Day 4: Anse de Colombier. Travel to the western tip of St. Barth to stay in this quiet bay. A welcome respite from bustling Gustavia, this bay is only accessible by boat and there are no hotels, restaurants or shops here. Anse de Colombier is a super snorkeling spot, known for oftentimes hundreds of large orange starfish.
Day 5: Philipsburg. The capital city of Dutch St. Maarten, Philipsburg is perhaps the most ‘touristy’ part of this itinerary. This is where the cruise ships dock, so there are lots of shops, restaurants and even casinos downtown to choose from. “While there, I highly recommend taking a short taxi ride to Maho Beach, which is world-famous for being just next to the airport and the airplanes approaching their landing just feet overhead. It is quite a unique and exhilarating experience, and makes for quite the photo opportunity,” says The Moorings & Sunsail’s Pedersen.

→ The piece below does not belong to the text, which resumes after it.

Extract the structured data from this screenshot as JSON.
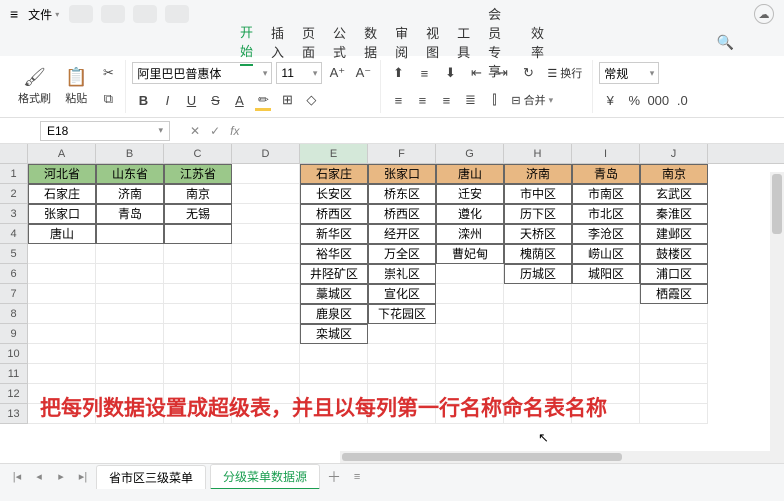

Day 6: Anguilla. For those who desire a quieter crowd-free charter experience, Anguilla is perfect. It’s easy to spend a couple of days here. If there’s just one day, then sail from Philipsburg to Road Bay, Anguilla to clear customs, then anchor in Crocus Bay to enjoy serenity at the edge of the world. There is something special about being here, on a yacht, facing northeast and knowing that if you just set sail you wouldn’t see anything until you reached Iceland.
For those who do have an extra day or two, sail northwest a couple of nautical miles to the Prickly Pear Cays. There’s spectacular snorkeling, soft sand beaches, and these uninhabited cays are an important seabird nesting area. An open-air restaurant here serves lobster, burgers and more for lunch.
Day 7: Return to St. Martin. Clear customs and enjoy your final day on the island before returning to the yacht in the morning.
Policies regarding the COVID-19 virus are changing constantly globally as well as locally in the Caribbean. However, one fact that remains constant for guests to keep in mind that St. Martin/St. Maarten, Anguilla and St. Barths are different countries. To travel between them requires a passport, customs clearance, and each island will have its own COVID regulations. These regulations are subject to change over time, so be sure to confirm with official government websites what their current protocols and procedures are before you arrive.